» **Material provided**
========================
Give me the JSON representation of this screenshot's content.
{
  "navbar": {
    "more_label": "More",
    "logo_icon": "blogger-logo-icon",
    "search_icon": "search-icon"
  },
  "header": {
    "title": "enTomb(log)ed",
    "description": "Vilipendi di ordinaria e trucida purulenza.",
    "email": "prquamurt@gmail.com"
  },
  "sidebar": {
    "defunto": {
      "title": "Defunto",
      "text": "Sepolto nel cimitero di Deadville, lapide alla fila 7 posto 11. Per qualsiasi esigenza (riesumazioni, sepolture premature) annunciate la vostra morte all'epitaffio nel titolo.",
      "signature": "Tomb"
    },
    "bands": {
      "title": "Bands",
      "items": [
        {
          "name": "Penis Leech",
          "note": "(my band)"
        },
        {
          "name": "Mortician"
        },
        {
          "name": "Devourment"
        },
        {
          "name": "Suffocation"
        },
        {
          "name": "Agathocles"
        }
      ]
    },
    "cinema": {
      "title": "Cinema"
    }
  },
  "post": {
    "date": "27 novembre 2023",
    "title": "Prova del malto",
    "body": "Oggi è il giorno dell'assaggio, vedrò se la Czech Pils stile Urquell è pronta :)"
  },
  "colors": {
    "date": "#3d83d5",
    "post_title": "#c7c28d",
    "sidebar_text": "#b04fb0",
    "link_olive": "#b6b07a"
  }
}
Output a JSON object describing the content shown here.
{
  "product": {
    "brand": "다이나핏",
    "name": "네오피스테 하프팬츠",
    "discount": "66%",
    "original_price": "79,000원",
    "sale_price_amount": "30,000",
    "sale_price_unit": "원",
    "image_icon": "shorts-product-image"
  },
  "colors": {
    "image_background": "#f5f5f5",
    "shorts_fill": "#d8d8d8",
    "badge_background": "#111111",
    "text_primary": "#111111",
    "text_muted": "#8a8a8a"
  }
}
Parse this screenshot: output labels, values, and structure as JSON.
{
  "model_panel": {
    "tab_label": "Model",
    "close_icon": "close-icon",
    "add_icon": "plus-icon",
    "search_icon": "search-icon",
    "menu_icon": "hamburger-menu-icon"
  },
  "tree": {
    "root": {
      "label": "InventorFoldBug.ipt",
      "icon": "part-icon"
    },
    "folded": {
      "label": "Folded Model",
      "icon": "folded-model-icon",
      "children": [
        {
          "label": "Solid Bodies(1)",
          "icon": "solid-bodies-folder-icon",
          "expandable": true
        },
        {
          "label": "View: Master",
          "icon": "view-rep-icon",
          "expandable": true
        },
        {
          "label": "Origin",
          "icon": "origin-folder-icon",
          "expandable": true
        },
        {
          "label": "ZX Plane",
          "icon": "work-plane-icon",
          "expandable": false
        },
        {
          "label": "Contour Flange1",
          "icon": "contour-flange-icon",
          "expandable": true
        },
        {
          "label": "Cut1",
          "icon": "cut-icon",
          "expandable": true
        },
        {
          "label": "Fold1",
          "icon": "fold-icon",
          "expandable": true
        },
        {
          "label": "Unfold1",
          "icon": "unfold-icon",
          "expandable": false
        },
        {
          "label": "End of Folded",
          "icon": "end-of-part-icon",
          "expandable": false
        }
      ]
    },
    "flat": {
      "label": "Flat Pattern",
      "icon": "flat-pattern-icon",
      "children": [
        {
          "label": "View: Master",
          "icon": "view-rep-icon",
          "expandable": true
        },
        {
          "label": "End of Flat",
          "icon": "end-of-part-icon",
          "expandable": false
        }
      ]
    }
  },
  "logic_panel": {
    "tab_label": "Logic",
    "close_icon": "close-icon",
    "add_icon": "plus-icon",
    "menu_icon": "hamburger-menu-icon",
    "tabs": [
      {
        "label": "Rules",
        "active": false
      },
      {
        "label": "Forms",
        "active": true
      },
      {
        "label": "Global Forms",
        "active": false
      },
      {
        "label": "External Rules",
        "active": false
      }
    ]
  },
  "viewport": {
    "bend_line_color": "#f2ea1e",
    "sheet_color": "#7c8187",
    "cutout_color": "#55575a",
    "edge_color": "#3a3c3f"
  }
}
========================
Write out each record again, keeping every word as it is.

» **Solution**
Give me the JSON representation of this screenshot's content.
{
  "navbar": {
    "more_label": "More",
    "logo_icon": "blogger-logo-icon",
    "search_icon": "search-icon"
  },
  "header": {
    "title": "enTomb(log)ed",
    "description": "Vilipendi di ordinaria e trucida purulenza.",
    "email": "prquamurt@gmail.com"
  },
  "sidebar": {
    "defunto": {
      "title": "Defunto",
      "text": "Sepolto nel cimitero di Deadville, lapide alla fila 7 posto 11. Per qualsiasi esigenza (riesumazioni, sepolture premature) annunciate la vostra morte all'epitaffio nel titolo.",
      "signature": "Tomb"
    },
    "bands": {
      "title": "Bands",
      "items": [
        {
          "name": "Penis Leech",
          "note": "(my band)"
        },
        {
          "name": "Mortician"
        },
        {
          "name": "Devourment"
        },
        {
          "name": "Suffocation"
        },
        {
          "name": "Agathocles"
        }
      ]
    },
    "cinema": {
      "title": "Cinema"
    }
  },
  "post": {
    "date": "27 novembre 2023",
    "title": "Prova del malto",
    "body": "Oggi è il giorno dell'assaggio, vedrò se la Czech Pils stile Urquell è pronta :)"
  },
  "colors": {
    "date": "#3d83d5",
    "post_title": "#c7c28d",
    "sidebar_text": "#b04fb0",
    "link_olive": "#b6b07a"
  }
}
Output a JSON object describing the content shown here.
{
  "product": {
    "brand": "다이나핏",
    "name": "네오피스테 하프팬츠",
    "discount": "66%",
    "original_price": "79,000원",
    "sale_price_amount": "30,000",
    "sale_price_unit": "원",
    "image_icon": "shorts-product-image"
  },
  "colors": {
    "image_background": "#f5f5f5",
    "shorts_fill": "#d8d8d8",
    "badge_background": "#111111",
    "text_primary": "#111111",
    "text_muted": "#8a8a8a"
  }
}
Parse this screenshot: output labels, values, and structure as JSON.
{
  "model_panel": {
    "tab_label": "Model",
    "close_icon": "close-icon",
    "add_icon": "plus-icon",
    "search_icon": "search-icon",
    "menu_icon": "hamburger-menu-icon"
  },
  "tree": {
    "root": {
      "label": "InventorFoldBug.ipt",
      "icon": "part-icon"
    },
    "folded": {
      "label": "Folded Model",
      "icon": "folded-model-icon",
      "children": [
        {
          "label": "Solid Bodies(1)",
          "icon": "solid-bodies-folder-icon",
          "expandable": true
        },
        {
          "label": "View: Master",
          "icon": "view-rep-icon",
          "expandable": true
        },
        {
          "label": "Origin",
          "icon": "origin-folder-icon",
          "expandable": true
        },
        {
          "label": "ZX Plane",
          "icon": "work-plane-icon",
          "expandable": false
        },
        {
          "label": "Contour Flange1",
          "icon": "contour-flange-icon",
          "expandable": true
        },
        {
          "label": "Cut1",
          "icon": "cut-icon",
          "expandable": true
        },
        {
          "label": "Fold1",
          "icon": "fold-icon",
          "expandable": true
        },
        {
          "label": "Unfold1",
          "icon": "unfold-icon",
          "expandable": false
        },
        {
          "label": "End of Folded",
          "icon": "end-of-part-icon",
          "expandable": false
        }
      ]
    },
    "flat": {
      "label": "Flat Pattern",
      "icon": "flat-pattern-icon",
      "children": [
        {
          "label": "View: Master",
          "icon": "view-rep-icon",
          "expandable": true
        },
        {
          "label": "End of Flat",
          "icon": "end-of-part-icon",
          "expandable": false
        }
      ]
    }
  },
  "logic_panel": {
    "tab_label": "Logic",
    "close_icon": "close-icon",
    "add_icon": "plus-icon",
    "menu_icon": "hamburger-menu-icon",
    "tabs": [
      {
        "label": "Rules",
        "active": false
      },
      {
        "label": "Forms",
        "active": true
      },
      {
        "label": "Global Forms",
        "active": false
      },
      {
        "label": "External Rules",
        "active": false
      }
    ]
  },
  "viewport": {
    "bend_line_color": "#f2ea1e",
    "sheet_color": "#7c8187",
    "cutout_color": "#55575a",
    "edge_color": "#3a3c3f"
  }
}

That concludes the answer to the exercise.